        J Natl Cancer Inst. 2000; 92: 205-216
        • Schiller JH
        • Harrington D
        • Belani CP
        • Eastern Cooperative Oncology Group
        • et al.
        Comparison of four chemotherapy regimens for advanced non-small-cell lung cancer.
        N Engl J Med. 2002; 346: 92-98
        • Pijls-Johannesma M
        • Houben R
        • Boersma L
        • et al.
        High-dose radiotherapy or concurrent chemo-radiation in lung cancer patients only induces a temporary, reversible decline in QoL.
        Radiother Oncol. 2009; 91: 443-448
        • De Ruysscher D
        • Botterweck A
        • Dirx M
        • et al.
        Eligibility for concurrent chemotherapy and radiotherapy of locally advanced lung cancer patients: a prospective, population-based study.
        Ann Oncol. 2009; 20: 98-102
        • Tsao MN
        • Rades D
        • Wirth A
        • et al.
        Radiotherapeutic and surgical management for newly diagnosed brain metastasis(es): an American Society for Radiation Oncology evidence-based guideline.
        Prac Rad Oncol. 2012; (In press)
        • Sperduto PW
        • Kased N
        • Roberge D
        • et al.
        Summary report on the graded prognostic assessment: an accurate and facile diagnosis-specific tool to estimate survival for patients with brain metastases.

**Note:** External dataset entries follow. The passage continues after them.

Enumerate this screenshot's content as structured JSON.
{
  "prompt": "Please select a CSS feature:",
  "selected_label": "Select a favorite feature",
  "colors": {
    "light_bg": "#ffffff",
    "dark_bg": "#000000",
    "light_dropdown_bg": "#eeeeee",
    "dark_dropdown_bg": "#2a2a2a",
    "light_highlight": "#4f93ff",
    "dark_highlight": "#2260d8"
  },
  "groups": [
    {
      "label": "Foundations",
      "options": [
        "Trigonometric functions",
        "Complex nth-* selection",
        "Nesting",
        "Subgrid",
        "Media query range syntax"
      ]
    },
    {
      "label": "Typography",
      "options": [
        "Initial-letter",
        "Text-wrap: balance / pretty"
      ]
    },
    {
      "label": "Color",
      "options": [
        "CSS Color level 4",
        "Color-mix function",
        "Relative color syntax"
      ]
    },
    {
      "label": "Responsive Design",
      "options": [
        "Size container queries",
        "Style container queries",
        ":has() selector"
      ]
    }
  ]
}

        J Clin Oncol. 2012; 30: 419-425
        • Aoyama H
        • Shirato H
        • Tago M
        • et al.
        Stereotactic radiosurgery plus whole-brain radiation therapy vs stereotactic radiosurgery alone for treatment of brain metastases: a randomized controlled trial.
        JAMA. 2006; 295: 2483-2491
        • Lussier YA
        • Xing HR
        • Salama JK
        • et al.
        MicroRNA expression characterizes oligometastasis(es).
        PLoS ONE. 2011; 6: e28650
        • Koh PK
        • Faivre-Finn C
        • Blackhall FH
        • De Ruysscher D
        Targeted agents in non-small cell lung cancer (NSCLC): clinical developments and rationale for the combination with thoracic radiotherapy.
        Cancer Treat Rev. 2012; 38: 626-640
        • Kao J
        • Packer S
        • Vu HL
        • et al.
        Phase 1 study of concurrent sunitinib and image-guided radiotherapy followed by maintenance sunitinib for patients with oligometastases: acute toxicity and preliminary response.
        Cancer. 2009; 115: 3571-3580
        • Formenti SC
        • Demaria S
        Systemic effects of local radiotherapy.
        Lancet Oncol. 2009; 10: 718-726